This randomized trial evaluated the effect of intravenous patient-controlled analgesia (IV-PCA) based on fentanyl mixed with either propacetamol or an equivalent volume of normal saline on postoperative nausea and vomiting (PONV) in highly susceptible patients undergoing spinal surgery.Materials and Methods:

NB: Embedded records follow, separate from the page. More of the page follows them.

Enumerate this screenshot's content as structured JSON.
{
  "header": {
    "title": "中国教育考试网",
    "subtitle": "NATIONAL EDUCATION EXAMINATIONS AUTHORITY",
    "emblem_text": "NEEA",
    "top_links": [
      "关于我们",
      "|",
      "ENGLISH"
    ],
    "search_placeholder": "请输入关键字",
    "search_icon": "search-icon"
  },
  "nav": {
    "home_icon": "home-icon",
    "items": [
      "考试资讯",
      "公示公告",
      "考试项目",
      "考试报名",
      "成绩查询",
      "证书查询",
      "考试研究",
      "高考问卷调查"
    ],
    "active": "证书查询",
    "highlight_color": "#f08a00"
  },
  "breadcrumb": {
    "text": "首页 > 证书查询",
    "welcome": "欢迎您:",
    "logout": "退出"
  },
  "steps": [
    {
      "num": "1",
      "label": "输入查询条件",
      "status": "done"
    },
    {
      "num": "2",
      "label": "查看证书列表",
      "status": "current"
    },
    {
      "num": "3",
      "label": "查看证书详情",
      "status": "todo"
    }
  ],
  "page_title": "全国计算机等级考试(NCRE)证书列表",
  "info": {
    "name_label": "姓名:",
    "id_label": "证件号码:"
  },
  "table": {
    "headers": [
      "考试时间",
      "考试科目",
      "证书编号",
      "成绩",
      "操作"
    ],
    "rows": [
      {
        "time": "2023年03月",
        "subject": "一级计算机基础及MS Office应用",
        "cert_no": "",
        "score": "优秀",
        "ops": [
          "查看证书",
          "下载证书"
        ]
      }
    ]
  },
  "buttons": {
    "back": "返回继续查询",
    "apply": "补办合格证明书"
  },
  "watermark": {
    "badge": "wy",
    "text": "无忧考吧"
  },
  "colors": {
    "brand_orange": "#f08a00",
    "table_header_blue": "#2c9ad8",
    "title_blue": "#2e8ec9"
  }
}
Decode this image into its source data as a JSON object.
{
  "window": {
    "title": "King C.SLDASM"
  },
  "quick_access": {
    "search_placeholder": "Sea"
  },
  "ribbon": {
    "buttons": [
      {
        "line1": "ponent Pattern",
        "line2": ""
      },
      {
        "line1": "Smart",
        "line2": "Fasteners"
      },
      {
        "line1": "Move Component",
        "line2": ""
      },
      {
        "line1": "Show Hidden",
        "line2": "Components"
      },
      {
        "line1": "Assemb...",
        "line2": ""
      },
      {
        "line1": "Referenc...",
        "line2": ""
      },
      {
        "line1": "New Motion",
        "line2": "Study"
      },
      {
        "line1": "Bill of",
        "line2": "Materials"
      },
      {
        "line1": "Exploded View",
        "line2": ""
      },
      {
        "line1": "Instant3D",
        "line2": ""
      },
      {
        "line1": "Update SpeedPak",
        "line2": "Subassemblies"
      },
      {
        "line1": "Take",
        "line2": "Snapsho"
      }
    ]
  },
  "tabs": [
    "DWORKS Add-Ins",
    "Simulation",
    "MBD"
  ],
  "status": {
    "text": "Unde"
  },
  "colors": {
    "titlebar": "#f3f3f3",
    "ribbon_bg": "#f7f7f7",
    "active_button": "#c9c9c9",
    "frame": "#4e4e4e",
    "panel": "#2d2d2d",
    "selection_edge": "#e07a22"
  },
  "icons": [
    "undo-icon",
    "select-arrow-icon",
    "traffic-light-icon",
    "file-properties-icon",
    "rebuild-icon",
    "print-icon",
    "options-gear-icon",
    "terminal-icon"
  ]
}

One hundred eight nonsmoking female patients were randomly and evenly allocated to receive IV-PCA with either propacetamol (4 g) or normal saline mixed to fentanyl (20 μg/kg). Primary study outcome was PONV incidence at 24 hours postsurgery. Secondary outcomes were nausea severity, pain intensity (100-mm visual analog scale), use of rescue antiemetics and analgesics, patient satisfaction, and adverse events at 6, 12, and 24 hours postsurgery.Results:

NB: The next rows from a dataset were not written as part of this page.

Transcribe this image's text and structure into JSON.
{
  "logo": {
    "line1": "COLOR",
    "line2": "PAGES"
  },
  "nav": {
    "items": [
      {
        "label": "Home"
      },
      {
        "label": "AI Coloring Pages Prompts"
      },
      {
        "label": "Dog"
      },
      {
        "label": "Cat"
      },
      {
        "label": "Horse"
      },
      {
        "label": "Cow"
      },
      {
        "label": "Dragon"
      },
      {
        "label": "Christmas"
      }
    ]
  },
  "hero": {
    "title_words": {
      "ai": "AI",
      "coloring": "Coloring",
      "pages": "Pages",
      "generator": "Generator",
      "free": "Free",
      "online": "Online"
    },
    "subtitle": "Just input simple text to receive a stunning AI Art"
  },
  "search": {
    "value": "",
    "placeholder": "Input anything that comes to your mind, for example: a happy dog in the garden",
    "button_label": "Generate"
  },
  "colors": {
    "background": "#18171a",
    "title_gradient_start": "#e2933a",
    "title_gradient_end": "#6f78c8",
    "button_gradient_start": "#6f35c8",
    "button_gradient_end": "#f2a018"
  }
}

Postsurgery, the propacetamol versus normal saline group had lower PONV incidence at 24 hours (41% vs. 66%, P=0.011); pain intensity at rest and rescue analgesic requirements at 6 to 12 hours (30±15 vs. 41±19, P=0.008; and 25% vs. 49%, P=0.036, respectively) and at 12 to 24 hours (25±15 vs. 35±17, P=0.008; and 19% vs. 42%, P=0.044, respectively); and higher patient satisfaction score (6.4±1.4 vs. 5.7±1.8, P=0.028).Conclusions:
In patients undergoing spinal surgery and at risk of developing PONV, continuous IV-PCA based on propacetamol mixed to fentanyl, relative to fentanyl alone, effectively reduced the incidence of PONV, pain intensity at rest, and additional use of rescue analgesics with higher patient satisfaction.